There is art housed and closed, somehow it stagnates in museums under cold lock and key. And then there is art right here, open and fresh and free. The art of the city embraces us. It tells us its narrative and the power of its youth. If these walls could speak, they’d tell you all about art and life in Beirut; whispered from spray cans.

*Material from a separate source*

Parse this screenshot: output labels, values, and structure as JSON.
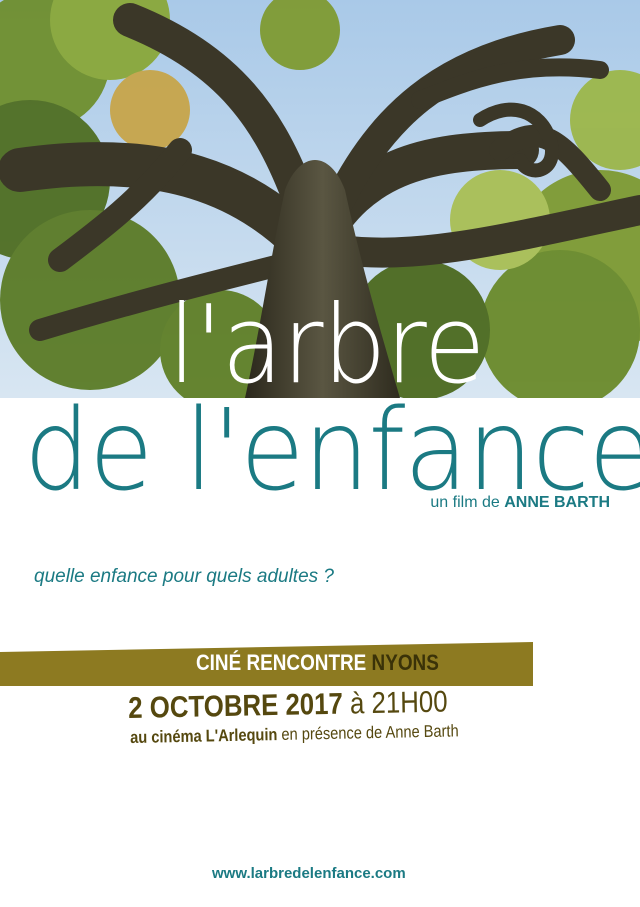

The wise man, the cynical man, and the man in love share this in common; they all see the world in terms of infinite possibility. To survive in this new world, one must be witty and sarcastic. In a country where the political and judicial system would play a main role for any absurdist play, where politicians who once were sworn enemies, in a day’s coup become partners, the Lebanese confused can’t even agree to disagree when it comes to their own political standing. In this deafening cacophony of resonance of this political satire we live in, there is one person the Lebanese unanimously love, quote, and recite entire dialogues and songs of; Lebanon’s cynical genius, Ziad Rahbani.